__Aim of the task__:
Below this task are records; return each one exactly and omit its images.

__Dataset__:
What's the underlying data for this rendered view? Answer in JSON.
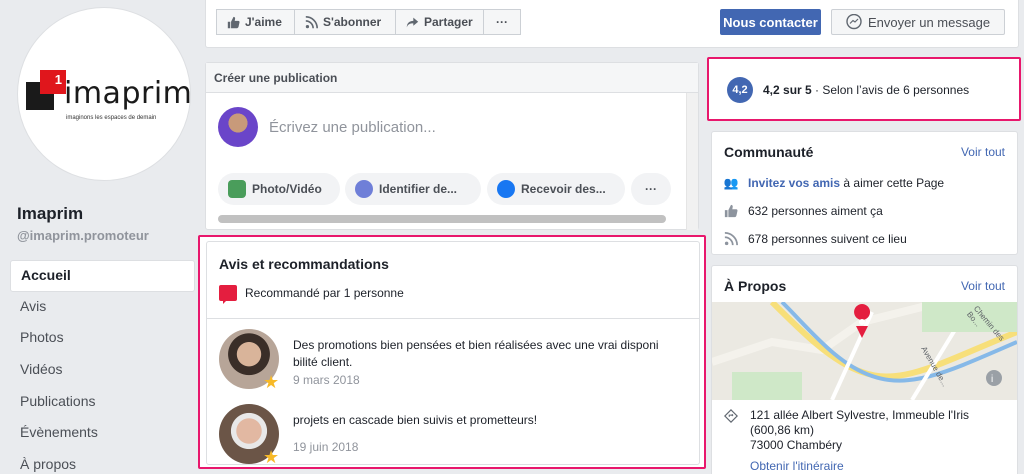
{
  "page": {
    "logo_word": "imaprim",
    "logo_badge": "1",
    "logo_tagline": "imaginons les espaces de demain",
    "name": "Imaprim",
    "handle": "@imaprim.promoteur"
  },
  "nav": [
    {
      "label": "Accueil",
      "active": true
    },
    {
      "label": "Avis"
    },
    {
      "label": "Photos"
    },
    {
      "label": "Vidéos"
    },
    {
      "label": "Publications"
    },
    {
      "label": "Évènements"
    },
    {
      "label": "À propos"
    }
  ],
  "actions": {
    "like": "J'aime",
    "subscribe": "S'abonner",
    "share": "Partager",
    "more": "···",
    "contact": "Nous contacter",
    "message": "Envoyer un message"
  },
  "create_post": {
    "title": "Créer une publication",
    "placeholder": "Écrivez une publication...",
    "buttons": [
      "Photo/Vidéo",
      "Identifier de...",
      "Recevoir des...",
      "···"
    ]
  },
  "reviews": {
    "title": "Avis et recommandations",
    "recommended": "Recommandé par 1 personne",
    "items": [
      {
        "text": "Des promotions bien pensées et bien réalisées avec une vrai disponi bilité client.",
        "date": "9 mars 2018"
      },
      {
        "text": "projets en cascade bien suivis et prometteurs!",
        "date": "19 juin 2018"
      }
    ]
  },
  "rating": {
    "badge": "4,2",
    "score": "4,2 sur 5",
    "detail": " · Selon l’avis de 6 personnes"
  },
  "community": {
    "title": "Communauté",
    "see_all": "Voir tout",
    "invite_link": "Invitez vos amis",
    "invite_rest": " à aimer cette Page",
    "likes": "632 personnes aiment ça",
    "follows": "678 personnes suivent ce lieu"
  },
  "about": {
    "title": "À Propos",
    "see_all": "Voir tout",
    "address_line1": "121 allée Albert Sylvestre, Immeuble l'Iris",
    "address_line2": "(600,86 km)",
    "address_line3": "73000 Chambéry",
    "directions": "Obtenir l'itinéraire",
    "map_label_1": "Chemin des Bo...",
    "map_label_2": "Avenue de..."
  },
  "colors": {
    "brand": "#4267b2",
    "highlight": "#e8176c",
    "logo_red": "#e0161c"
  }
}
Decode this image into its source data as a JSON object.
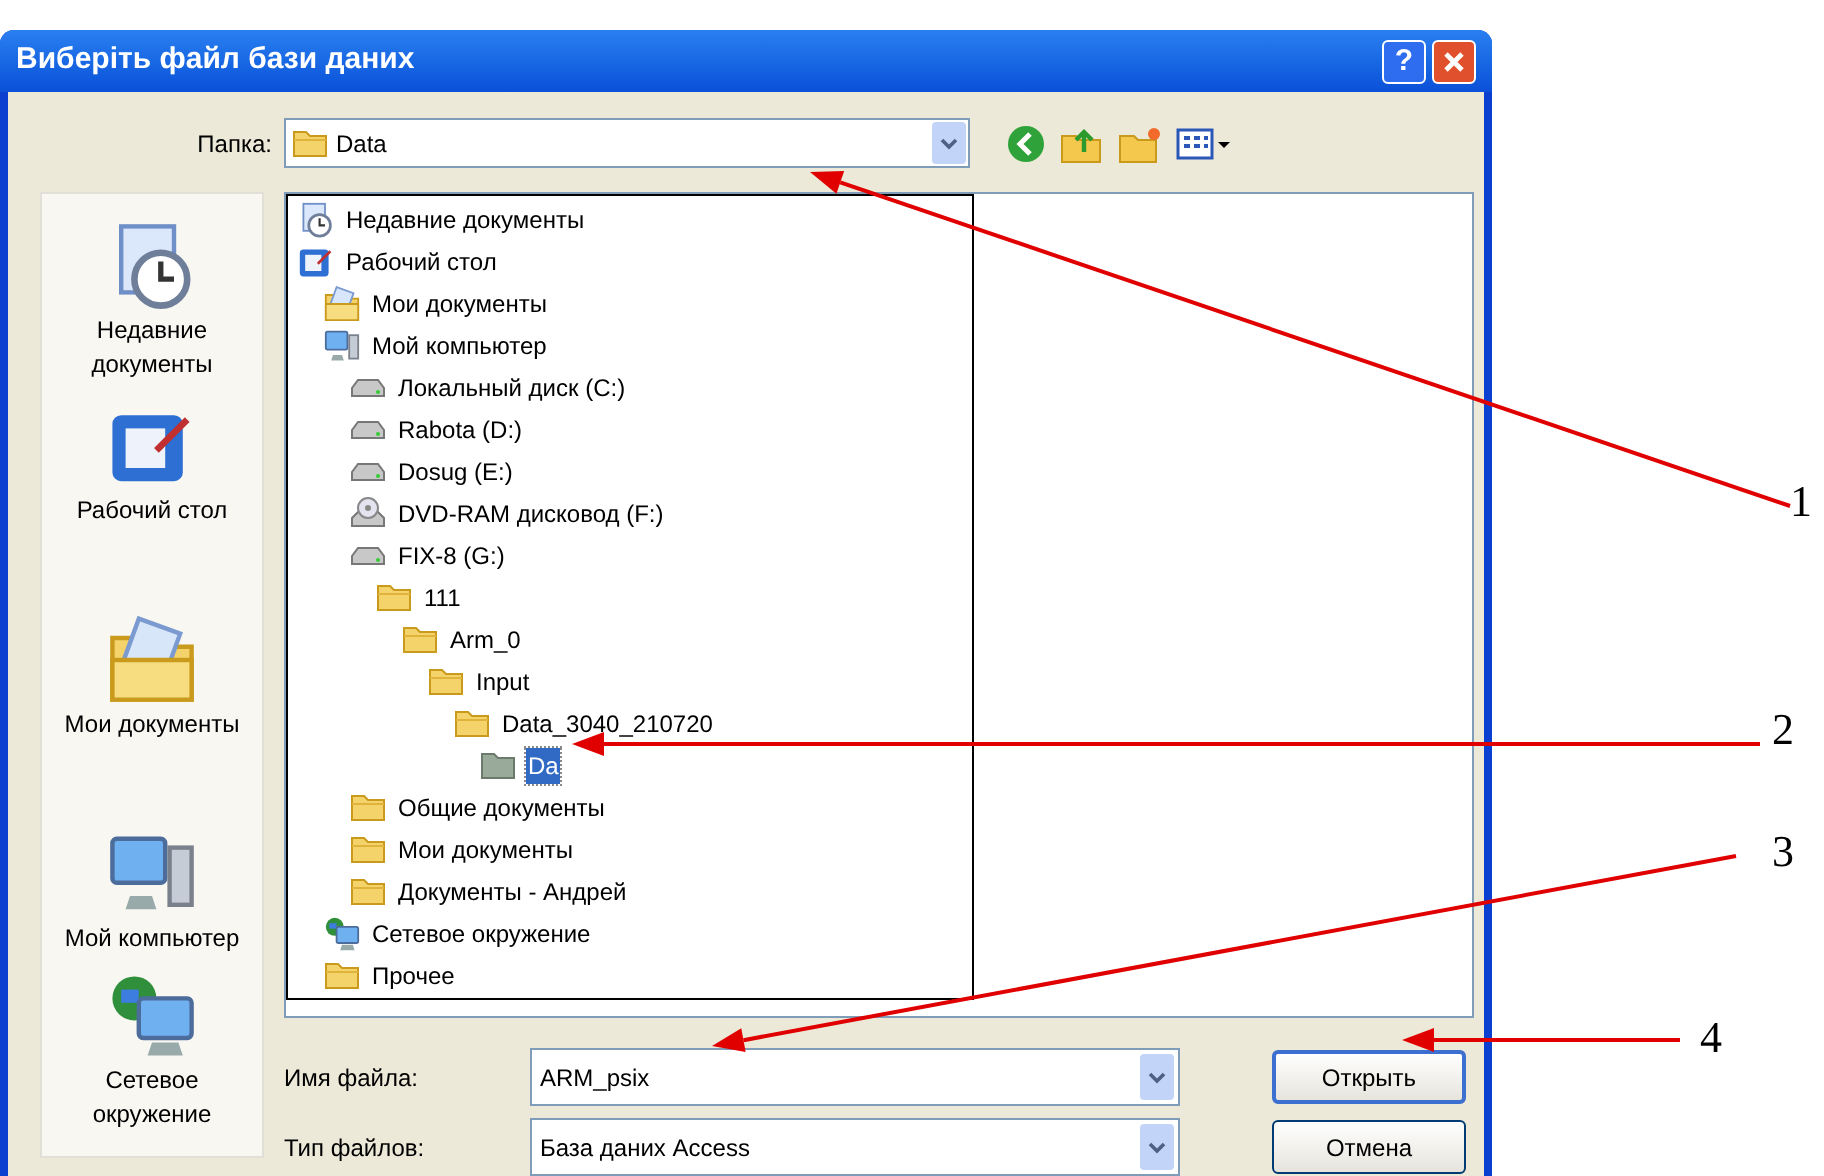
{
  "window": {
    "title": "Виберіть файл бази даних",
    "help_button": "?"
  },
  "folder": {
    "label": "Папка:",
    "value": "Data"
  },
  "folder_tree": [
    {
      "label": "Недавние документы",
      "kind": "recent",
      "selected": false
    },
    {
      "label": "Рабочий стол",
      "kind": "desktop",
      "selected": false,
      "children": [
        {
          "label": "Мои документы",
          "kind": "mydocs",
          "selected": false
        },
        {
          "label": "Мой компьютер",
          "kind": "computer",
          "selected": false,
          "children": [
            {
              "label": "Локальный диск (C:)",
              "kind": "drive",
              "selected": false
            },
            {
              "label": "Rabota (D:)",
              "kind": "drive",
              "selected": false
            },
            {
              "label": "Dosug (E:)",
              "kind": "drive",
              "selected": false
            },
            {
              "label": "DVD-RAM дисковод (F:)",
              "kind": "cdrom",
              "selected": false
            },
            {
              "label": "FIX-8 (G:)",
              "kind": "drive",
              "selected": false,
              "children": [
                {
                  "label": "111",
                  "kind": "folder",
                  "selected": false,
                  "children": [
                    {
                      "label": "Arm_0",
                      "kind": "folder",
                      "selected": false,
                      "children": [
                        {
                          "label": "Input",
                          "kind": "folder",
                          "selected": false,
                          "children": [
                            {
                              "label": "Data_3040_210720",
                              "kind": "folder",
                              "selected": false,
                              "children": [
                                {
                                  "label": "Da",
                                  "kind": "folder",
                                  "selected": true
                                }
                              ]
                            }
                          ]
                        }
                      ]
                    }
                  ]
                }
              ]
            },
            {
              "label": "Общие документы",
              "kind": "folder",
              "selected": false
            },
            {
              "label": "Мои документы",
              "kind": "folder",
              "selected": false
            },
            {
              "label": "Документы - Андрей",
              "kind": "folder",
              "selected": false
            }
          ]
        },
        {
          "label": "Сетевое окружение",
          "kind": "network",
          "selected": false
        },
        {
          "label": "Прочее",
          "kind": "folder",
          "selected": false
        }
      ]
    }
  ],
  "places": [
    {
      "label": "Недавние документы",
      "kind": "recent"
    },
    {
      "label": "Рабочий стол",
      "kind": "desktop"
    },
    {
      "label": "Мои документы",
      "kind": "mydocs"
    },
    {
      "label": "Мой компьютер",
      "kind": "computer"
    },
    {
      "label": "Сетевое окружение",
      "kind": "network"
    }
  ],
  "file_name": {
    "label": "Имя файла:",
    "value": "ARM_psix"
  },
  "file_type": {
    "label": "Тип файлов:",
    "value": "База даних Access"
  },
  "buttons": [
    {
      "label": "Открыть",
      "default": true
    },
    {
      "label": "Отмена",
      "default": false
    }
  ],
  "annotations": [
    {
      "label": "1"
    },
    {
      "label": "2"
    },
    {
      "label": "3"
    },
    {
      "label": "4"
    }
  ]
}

__Answer below__:
What's the underlying data for this rendered view? Answer in JSON.
{
  "page": {
    "logo_word": "imaprim",
    "logo_badge": "1",
    "logo_tagline": "imaginons les espaces de demain",
    "name": "Imaprim",
    "handle": "@imaprim.promoteur"
  },
  "nav": [
    {
      "label": "Accueil",
      "active": true
    },
    {
      "label": "Avis"
    },
    {
      "label": "Photos"
    },
    {
      "label": "Vidéos"
    },
    {
      "label": "Publications"
    },
    {
      "label": "Évènements"
    },
    {
      "label": "À propos"
    }
  ],
  "actions": {
    "like": "J'aime",
    "subscribe": "S'abonner",
    "share": "Partager",
    "more": "···",
    "contact": "Nous contacter",
    "message": "Envoyer un message"
  },
  "create_post": {
    "title": "Créer une publication",
    "placeholder": "Écrivez une publication...",
    "buttons": [
      "Photo/Vidéo",
      "Identifier de...",
      "Recevoir des...",
      "···"
    ]
  },
  "reviews": {
    "title": "Avis et recommandations",
    "recommended": "Recommandé par 1 personne",
    "items": [
      {
        "text": "Des promotions bien pensées et bien réalisées avec une vrai disponi bilité client.",
        "date": "9 mars 2018"
      },
      {
        "text": "projets en cascade bien suivis et prometteurs!",
        "date": "19 juin 2018"
      }
    ]
  },
  "rating": {
    "badge": "4,2",
    "score": "4,2 sur 5",
    "detail": " · Selon l’avis de 6 personnes"
  },
  "community": {
    "title": "Communauté",
    "see_all": "Voir tout",
    "invite_link": "Invitez vos amis",
    "invite_rest": " à aimer cette Page",
    "likes": "632 personnes aiment ça",
    "follows": "678 personnes suivent ce lieu"
  },
  "about": {
    "title": "À Propos",
    "see_all": "Voir tout",
    "address_line1": "121 allée Albert Sylvestre, Immeuble l'Iris",
    "address_line2": "(600,86 km)",
    "address_line3": "73000 Chambéry",
    "directions": "Obtenir l'itinéraire",
    "map_label_1": "Chemin des Bo...",
    "map_label_2": "Avenue de..."
  },
  "colors": {
    "brand": "#4267b2",
    "highlight": "#e8176c",
    "logo_red": "#e0161c"
  }
}
Decode this image into its source data as a JSON object.
{
  "window": {
    "title": "Виберіть файл бази даних",
    "help_button": "?"
  },
  "folder": {
    "label": "Папка:",
    "value": "Data"
  },
  "folder_tree": [
    {
      "label": "Недавние документы",
      "kind": "recent",
      "selected": false
    },
    {
      "label": "Рабочий стол",
      "kind": "desktop",
      "selected": false,
      "children": [
        {
          "label": "Мои документы",
          "kind": "mydocs",
          "selected": false
        },
        {
          "label": "Мой компьютер",
          "kind": "computer",
          "selected": false,
          "children": [
            {
              "label": "Локальный диск (C:)",
              "kind": "drive",
              "selected": false
            },
            {
              "label": "Rabota (D:)",
              "kind": "drive",
              "selected": false
            },
            {
              "label": "Dosug (E:)",
              "kind": "drive",
              "selected": false
            },
            {
              "label": "DVD-RAM дисковод (F:)",
              "kind": "cdrom",
              "selected": false
            },
            {
              "label": "FIX-8 (G:)",
              "kind": "drive",
              "selected": false,
              "children": [
                {
                  "label": "111",
                  "kind": "folder",
                  "selected": false,
                  "children": [
                    {
                      "label": "Arm_0",
                      "kind": "folder",
                      "selected": false,
                      "children": [
                        {
                          "label": "Input",
                          "kind": "folder",
                          "selected": false,
                          "children": [
                            {
                              "label": "Data_3040_210720",
                              "kind": "folder",
                              "selected": false,
                              "children": [
                                {
                                  "label": "Da",
                                  "kind": "folder",
                                  "selected": true
                                }
                              ]
                            }
                          ]
                        }
                      ]
                    }
                  ]
                }
              ]
            },
            {
              "label": "Общие документы",
              "kind": "folder",
              "selected": false
            },
            {
              "label": "Мои документы",
              "kind": "folder",
              "selected": false
            },
            {
              "label": "Документы - Андрей",
              "kind": "folder",
              "selected": false
            }
          ]
        },
        {
          "label": "Сетевое окружение",
          "kind": "network",
          "selected": false
        },
        {
          "label": "Прочее",
          "kind": "folder",
          "selected": false
        }
      ]
    }
  ],
  "places": [
    {
      "label": "Недавние документы",
      "kind": "recent"
    },
    {
      "label": "Рабочий стол",
      "kind": "desktop"
    },
    {
      "label": "Мои документы",
      "kind": "mydocs"
    },
    {
      "label": "Мой компьютер",
      "kind": "computer"
    },
    {
      "label": "Сетевое окружение",
      "kind": "network"
    }
  ],
  "file_name": {
    "label": "Имя файла:",
    "value": "ARM_psix"
  },
  "file_type": {
    "label": "Тип файлов:",
    "value": "База даних Access"
  },
  "buttons": [
    {
      "label": "Открыть",
      "default": true
    },
    {
      "label": "Отмена",
      "default": false
    }
  ],
  "annotations": [
    {
      "label": "1"
    },
    {
      "label": "2"
    },
    {
      "label": "3"
    },
    {
      "label": "4"
    }
  ]
}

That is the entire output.